As for time management, let’s just say that I’m writing the first draft of this article on the Notes app on my phone as I ride the subway to class. You will find ways to make things that are important to you work. Don’t underestimate yourself. At the same time, you don’t have to do everything. It’s not feasible, it’s boring, and you will burn yourself out. As events come up, prioritize what you really want to do each week. Just make sure you include the social events, which leads me to “networking”… One of the most intimidating things I made myself do during my time at Stern was go to social functions where I knew no one. The truth is that people come to these events to talk to fellow Sternies. No one is focused on you or worried who you are or aren’t with. The more Beer Blasts and happy hours I went to, the more familiar faces I got to know, and before I knew it, I had my group that I was texting to make plans with before or after the event. Full-timers are really good at going to all the social functions. I think Langone students struggle more with finding the time or utility, but it’s worth the effort. Full-timers and Langone students are going to be your future contacts in your career, and bonding over a beer is a great way to develop that connection. Prowl CampusGroups regularly to stay on top of academic and social events happening at Stern. A lot of events aren’t too broadly advertised, so it’s a good way to stay in the know.

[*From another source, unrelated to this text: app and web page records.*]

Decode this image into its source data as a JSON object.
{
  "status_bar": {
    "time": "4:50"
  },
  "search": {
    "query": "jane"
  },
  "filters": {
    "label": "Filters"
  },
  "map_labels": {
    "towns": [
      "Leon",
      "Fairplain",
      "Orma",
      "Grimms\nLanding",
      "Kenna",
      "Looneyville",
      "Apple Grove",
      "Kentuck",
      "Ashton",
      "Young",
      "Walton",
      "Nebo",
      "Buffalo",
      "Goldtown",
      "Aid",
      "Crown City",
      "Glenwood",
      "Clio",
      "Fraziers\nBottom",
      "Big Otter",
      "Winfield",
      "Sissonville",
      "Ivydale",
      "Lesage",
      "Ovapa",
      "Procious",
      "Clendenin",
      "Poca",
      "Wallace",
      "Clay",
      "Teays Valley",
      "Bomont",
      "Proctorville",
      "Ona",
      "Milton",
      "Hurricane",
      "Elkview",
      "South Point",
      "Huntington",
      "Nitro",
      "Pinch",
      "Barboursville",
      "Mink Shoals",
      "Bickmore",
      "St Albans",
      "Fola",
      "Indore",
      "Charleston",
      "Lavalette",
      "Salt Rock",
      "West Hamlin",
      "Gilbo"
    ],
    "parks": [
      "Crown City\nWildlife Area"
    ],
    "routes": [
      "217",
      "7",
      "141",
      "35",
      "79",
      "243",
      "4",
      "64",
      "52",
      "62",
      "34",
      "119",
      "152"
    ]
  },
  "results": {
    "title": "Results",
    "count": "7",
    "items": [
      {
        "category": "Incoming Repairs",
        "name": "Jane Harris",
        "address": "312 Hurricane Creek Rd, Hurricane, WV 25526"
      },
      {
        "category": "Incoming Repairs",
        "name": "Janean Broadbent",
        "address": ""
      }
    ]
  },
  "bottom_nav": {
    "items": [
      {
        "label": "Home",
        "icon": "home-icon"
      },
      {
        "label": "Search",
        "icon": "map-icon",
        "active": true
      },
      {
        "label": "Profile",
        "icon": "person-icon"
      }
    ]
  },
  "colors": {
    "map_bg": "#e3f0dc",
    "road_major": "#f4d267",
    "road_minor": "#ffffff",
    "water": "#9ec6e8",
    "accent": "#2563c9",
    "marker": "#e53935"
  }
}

Join clubs and find one or two that you’re passionate about and become heavily involved. Being on the boards of Langone Student Government and The Oppy opened up so many doors for me. First of all, I met so many great students, alum and faculty that led to great relationships and professional networking. By being so involved, whenever administration needed someone to do something fun, PR-wise, they’d reach out. The roles’ responsibilities gave me a sense of purpose and belonging. I became a confident leader from club boards, as cheesy as that sounds, and got a crash course on marketing, financing, group culture, inclusivity, public relations, and pretty much everything besides excel. While the professional clubs are wonderful to help with career development, the affinity clubs also lead to many of the same results. Also, despite the common confusion, Langone students can serve as any member of a club board (even president)! Besides (obviously) LSG, there are only three clubs with Langone presidents. However, that is three more clubs than when I started!
My last recommendation is to do the Ignite program. Whether you want to change careers or companies or are happy staying where you are, it is a nice reminder that you have options. Ignite gives Langone students access to all the recruiting resources and job listings that full-timers have. Even if it’s solely to see what’s out there, you might open that door. The requirements to join Ignite aren’t too extensive considering the benefits of the upside. I (briefly) thought I wanted to do consulting and from Ignite I was able to recruit and interview. Ultimately, I would have made a terrible consultant but I am happy I got that experience on how to case.
There are many perks to being a Langone student. You have a salary (yay for jobs!) and can be as involved (or uninvolved) as you want at Stern. The opportunity cost isn’t as hefty as it is for full-timers. My biggest advice is to make the most of your time here. It’s a rewarding feeling to be graduating and know I have absolutely no regrets about how I spent my years at Stern.